__TASK INSTRUCTIONS__: Each line of the records below that holds "data" should be copied out.

[Opening GIVEN ENTRIES section]

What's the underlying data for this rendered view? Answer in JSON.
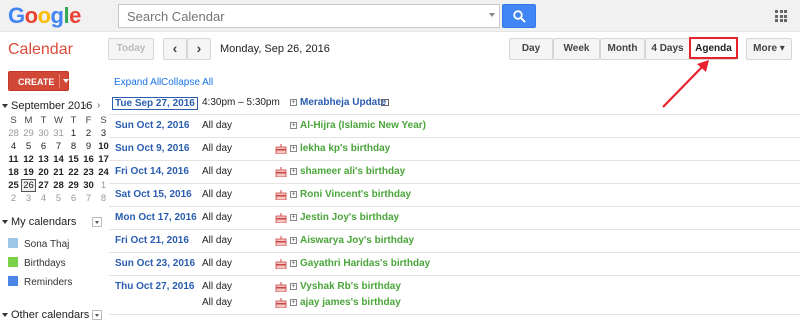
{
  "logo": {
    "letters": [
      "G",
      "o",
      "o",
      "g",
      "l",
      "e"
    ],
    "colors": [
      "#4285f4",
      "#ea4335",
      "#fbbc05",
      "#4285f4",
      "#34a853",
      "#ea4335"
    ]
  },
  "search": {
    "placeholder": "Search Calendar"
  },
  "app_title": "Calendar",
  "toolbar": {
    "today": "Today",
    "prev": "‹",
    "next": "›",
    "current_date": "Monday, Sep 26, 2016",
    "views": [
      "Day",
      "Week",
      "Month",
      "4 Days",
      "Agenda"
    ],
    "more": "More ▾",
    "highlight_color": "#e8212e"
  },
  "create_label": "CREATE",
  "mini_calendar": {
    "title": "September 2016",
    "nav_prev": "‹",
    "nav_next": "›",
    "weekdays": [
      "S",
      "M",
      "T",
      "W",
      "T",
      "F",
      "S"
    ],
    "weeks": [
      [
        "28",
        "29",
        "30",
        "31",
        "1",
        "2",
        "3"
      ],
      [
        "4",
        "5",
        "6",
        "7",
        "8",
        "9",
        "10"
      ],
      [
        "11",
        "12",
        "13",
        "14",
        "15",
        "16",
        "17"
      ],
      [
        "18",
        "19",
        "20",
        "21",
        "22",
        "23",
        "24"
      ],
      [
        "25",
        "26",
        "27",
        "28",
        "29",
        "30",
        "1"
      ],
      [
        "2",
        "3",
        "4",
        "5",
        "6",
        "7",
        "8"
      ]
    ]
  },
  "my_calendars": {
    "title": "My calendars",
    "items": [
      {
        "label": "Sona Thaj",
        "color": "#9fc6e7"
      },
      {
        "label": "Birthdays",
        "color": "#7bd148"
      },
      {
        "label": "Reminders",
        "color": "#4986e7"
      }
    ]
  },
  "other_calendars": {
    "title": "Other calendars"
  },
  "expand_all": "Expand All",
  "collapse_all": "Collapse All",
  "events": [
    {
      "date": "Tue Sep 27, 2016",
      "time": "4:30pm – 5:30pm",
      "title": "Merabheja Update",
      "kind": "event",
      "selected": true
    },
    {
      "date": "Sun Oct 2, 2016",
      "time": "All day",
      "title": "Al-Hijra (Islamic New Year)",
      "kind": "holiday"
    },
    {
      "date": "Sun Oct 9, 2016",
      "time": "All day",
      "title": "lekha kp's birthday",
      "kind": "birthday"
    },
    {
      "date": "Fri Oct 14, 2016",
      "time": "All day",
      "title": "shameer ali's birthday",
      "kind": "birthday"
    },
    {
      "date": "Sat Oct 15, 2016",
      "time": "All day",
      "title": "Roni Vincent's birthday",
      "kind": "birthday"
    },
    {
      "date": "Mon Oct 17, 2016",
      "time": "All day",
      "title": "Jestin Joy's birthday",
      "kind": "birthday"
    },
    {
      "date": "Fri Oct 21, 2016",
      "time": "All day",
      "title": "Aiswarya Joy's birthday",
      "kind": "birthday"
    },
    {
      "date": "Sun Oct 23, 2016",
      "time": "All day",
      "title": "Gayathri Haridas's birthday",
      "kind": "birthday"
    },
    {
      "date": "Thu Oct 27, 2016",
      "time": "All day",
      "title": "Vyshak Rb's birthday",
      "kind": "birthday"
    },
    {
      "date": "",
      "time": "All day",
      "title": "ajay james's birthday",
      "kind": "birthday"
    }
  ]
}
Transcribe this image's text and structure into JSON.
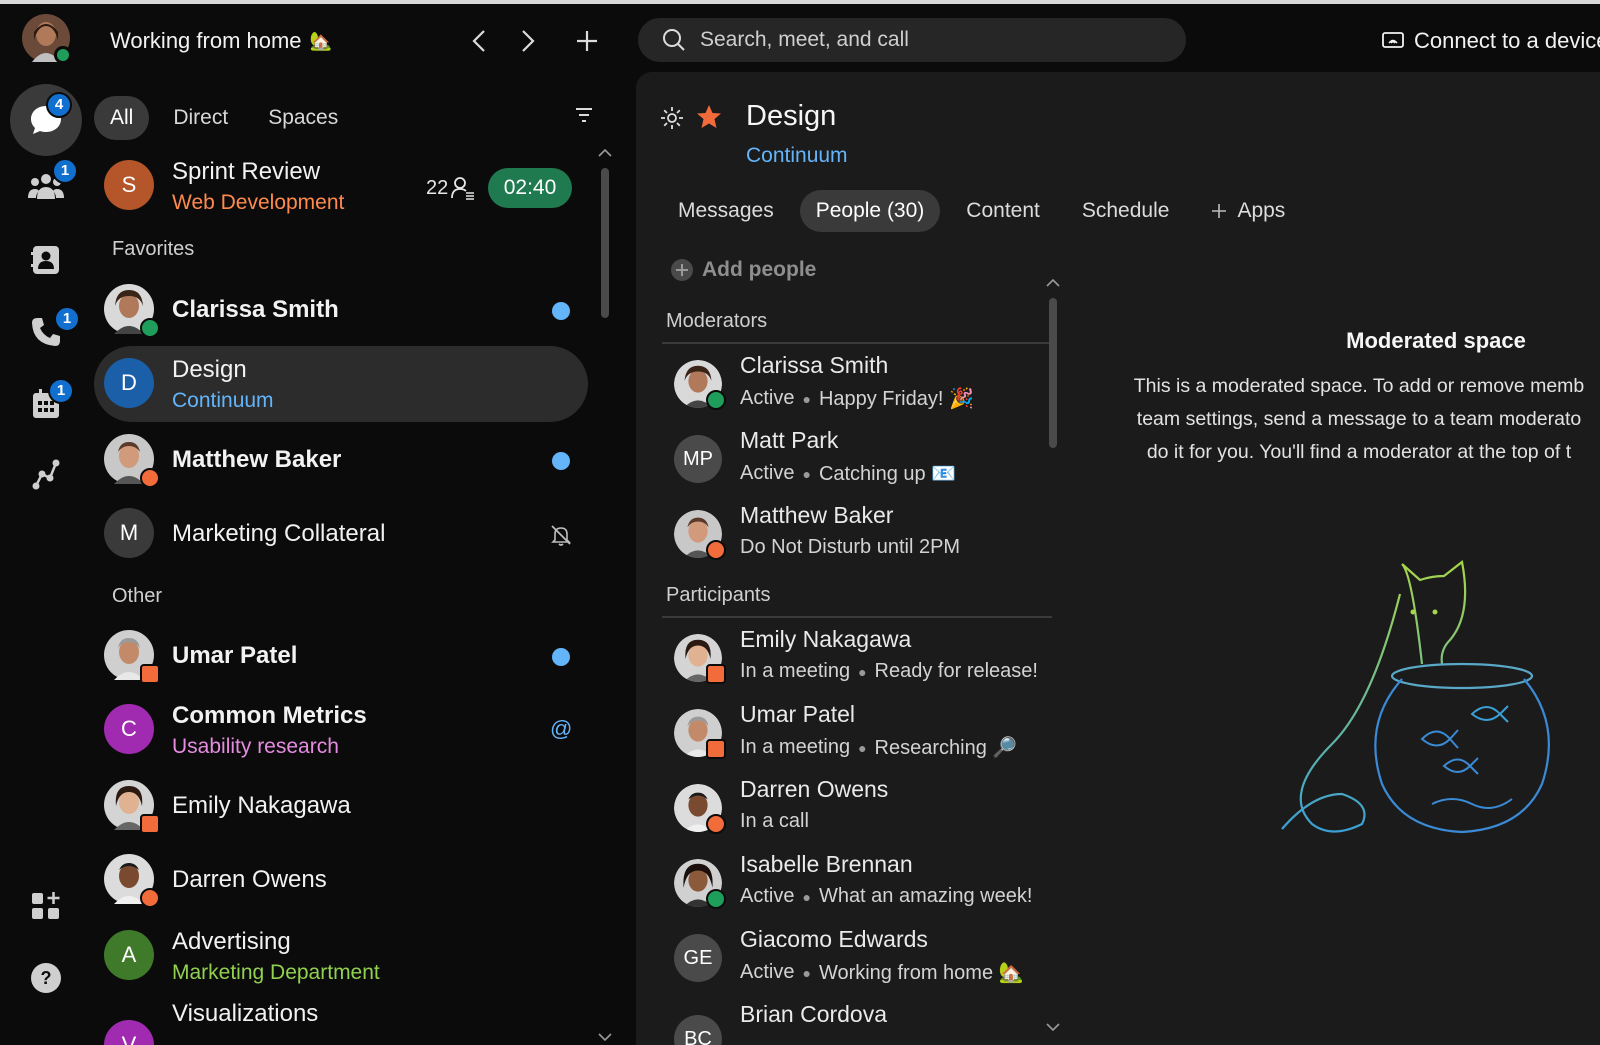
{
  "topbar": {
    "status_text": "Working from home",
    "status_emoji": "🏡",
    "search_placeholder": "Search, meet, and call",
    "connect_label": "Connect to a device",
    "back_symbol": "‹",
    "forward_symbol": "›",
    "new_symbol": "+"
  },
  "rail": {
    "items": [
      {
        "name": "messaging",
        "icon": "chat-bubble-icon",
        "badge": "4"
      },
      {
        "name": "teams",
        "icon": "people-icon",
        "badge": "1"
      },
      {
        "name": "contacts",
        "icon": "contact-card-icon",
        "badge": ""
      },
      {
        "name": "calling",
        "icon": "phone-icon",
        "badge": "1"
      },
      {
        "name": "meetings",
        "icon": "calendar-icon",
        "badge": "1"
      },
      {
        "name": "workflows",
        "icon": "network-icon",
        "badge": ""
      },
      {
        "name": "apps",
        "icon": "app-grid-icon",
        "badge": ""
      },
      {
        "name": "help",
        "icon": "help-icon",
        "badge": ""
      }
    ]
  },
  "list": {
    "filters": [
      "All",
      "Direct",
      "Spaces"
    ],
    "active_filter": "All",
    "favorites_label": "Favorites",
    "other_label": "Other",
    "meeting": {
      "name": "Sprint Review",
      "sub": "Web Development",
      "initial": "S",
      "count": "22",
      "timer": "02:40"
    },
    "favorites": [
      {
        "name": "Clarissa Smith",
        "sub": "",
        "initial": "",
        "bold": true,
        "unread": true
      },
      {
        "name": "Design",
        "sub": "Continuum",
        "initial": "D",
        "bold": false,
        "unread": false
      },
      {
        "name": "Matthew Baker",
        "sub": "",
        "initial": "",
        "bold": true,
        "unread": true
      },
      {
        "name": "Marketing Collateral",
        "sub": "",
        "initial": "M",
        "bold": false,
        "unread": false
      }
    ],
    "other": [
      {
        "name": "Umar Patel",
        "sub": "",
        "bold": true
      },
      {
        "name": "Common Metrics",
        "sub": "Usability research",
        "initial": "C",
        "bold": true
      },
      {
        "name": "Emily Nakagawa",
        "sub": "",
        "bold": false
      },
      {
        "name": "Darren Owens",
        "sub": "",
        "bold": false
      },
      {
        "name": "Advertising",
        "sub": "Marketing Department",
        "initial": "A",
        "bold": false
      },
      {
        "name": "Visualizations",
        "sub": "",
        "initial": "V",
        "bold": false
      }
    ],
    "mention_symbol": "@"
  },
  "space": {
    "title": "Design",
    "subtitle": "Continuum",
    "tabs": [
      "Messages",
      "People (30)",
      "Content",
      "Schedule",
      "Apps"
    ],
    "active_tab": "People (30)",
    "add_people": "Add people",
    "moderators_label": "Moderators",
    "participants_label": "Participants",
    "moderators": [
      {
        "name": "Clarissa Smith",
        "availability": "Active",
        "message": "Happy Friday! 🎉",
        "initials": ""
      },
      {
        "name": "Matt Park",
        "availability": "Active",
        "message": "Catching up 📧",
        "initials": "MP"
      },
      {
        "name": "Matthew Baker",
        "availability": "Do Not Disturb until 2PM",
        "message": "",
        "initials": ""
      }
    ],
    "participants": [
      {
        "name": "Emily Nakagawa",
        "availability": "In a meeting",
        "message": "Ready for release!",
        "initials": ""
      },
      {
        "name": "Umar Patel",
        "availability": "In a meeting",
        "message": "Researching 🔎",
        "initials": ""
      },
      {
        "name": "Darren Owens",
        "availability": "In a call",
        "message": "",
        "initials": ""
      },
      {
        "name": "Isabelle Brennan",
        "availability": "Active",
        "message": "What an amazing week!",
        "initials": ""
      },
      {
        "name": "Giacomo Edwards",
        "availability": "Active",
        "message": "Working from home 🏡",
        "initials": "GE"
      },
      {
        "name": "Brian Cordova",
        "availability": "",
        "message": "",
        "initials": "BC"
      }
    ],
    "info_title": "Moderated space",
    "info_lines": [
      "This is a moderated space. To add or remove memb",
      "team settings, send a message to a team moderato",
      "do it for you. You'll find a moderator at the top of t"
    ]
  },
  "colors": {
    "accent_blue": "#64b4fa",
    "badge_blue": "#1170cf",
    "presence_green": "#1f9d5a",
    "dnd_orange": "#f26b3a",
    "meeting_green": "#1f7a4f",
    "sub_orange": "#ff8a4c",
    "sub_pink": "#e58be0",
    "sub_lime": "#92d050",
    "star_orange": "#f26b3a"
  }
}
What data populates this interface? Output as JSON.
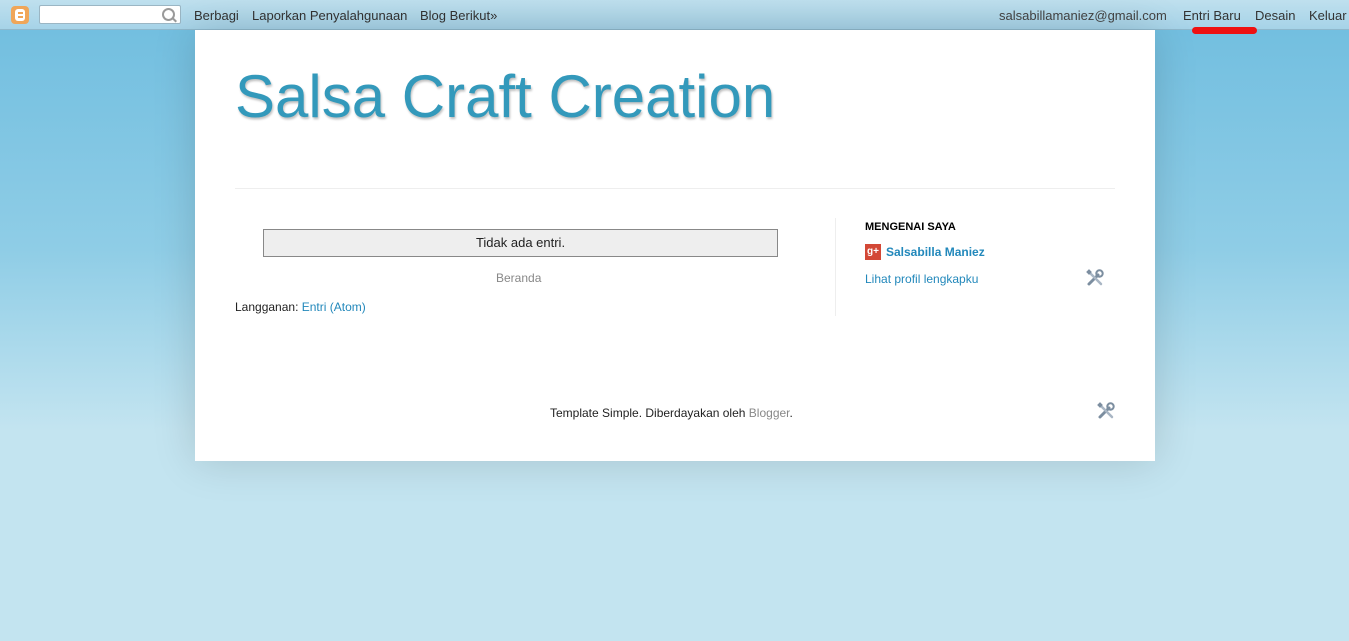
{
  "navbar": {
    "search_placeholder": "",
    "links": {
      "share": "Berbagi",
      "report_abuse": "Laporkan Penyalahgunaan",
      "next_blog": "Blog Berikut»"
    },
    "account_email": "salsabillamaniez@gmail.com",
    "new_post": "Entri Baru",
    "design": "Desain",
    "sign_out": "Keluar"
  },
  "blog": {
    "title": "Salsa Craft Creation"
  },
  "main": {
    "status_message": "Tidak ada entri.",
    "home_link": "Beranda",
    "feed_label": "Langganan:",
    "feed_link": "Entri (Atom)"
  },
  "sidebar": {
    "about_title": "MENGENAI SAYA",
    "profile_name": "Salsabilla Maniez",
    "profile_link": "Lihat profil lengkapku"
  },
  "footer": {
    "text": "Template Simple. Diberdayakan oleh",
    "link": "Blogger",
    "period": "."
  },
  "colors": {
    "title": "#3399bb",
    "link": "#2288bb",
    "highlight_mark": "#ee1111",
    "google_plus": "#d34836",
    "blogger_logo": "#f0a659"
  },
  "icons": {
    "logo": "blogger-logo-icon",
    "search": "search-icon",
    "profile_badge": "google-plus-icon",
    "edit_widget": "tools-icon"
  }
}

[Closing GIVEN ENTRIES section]

__RESULT BELOW__:
What's the underlying data for this rendered view? Answer in JSON.
What data populates this interface? Output as JSON.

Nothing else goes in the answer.